These are only a couple of my favs, be sure to check out sevennites for more!
Brouwer's is settled in a big box of a building, reconfigured from a warehouse into a modern bar and restaurant with old-world accents. The inside looks something like I would imagine an old drinking hall to be - stone walls and wood furniture, dark, rich colors, dim but intimate lighting, a balcony overlooking onto the main floor. They offer over 60 different beers on tap, mostly or all European, but with a focus on Belgian beers. The cuisine is Belgian-themed as well, and the pommes frites are double-fried in the Belgian style, coming with one of many different home-made aiolis. For beer, it's best just to ask one of the staff where to start, since there's so much to choose from, but the Lambic frambois is a winner, as is Kwak beer. The music can vary from night to night, but mostly the theme is rock, as are the staff. Expect good service from the highly-tattooed servers and good products from the kitchen and bar... A great place to spend the night drinking and enjoying time with friends.
Dress Code: Absolutely none. Except for pants, shoes, and a shirt. Try to get in without it and the door guy might or might not politely show you out the door.
The Showbox is by far the best spot in town for a show. They host all kinds of music every night of the week. I think that their best feature is not catering to one type of music or another so there is always a different crowd, never attitude, and the music is always damn good. Don't be deceived by it's location next to the local strip joint, or by it's "hole in the wall" exterior. This place is pretty big and has a great reputation. There are two bars on raised platforms on either side of the circular shaped dance floor. This is nice when there are underage events because the bar areas have quite a bit of seating (more on one side than the other), and you won't have to hang out with the kiddies. If your in town looking for who's who in music check out www.showboxonline.com. Cover is usually steeper than normal, but your getting what you pay for. Think of it as a small concert.
Dress Code: Depending on the event I would dress a certain way. But I really don't think they have one?
Now this tip comes to you highly recommended. If I could add a satisfaction rating, it would have all five green blocks because Seattle TheatreSports is simply awesome! But what is TheatreSports anyway? Well, it's comedy, improv, sports, and theater all rolled up into one fabulous show that the whole family will love! Think of the hit TV show, "Who's Line is it Anyway?", but better.
Two teams of improvisers battle it out for TheatreSports supremacy. The teams create scenes based entirely on audience suggestions and are then scored by a panel of judges consisting of a technical judge, a narrative judge, and an entertainment judge.
The evening my hostelmates and I attended the show, Parentz were the reigning team to beat, but they couldn't be beat because they were freak'n amazing! Thumbs up for these three funny Seattleites who rocked the house!

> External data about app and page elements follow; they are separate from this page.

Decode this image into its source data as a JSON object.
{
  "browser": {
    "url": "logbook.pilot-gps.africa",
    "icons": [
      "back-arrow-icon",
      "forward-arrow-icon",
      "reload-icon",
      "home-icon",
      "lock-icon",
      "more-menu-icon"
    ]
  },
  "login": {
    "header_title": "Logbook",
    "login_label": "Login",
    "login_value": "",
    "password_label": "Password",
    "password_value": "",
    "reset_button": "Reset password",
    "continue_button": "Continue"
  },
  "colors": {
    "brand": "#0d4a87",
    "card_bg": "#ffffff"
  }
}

The Market Theater is located in an obscure part of the Pike Place Market on Post Alley, but just look for Rachel the Pig (on 1st and Pike) and some steps a few yards from her. Go down those steps and follow the signs down the alley.
Shows are Fridays and Saturdays at 10:30pm and Family TheatreSports are Sundays at 7pm. Purchase tickets online for $10 or at the door for $12. Fortunately for us HI hostellers, we got hooked up. An amazing show for free. Can't beat that!
A very nice hotel half a block away from Pike's Place Market and a convenient walk to many of the...more
We stayed at this hotel from July 5 - 9th, 2010 as a family of four with 2 adults and 2 children...more
I booked this hotel to stay the night before the cruise because it was within a distance that I...more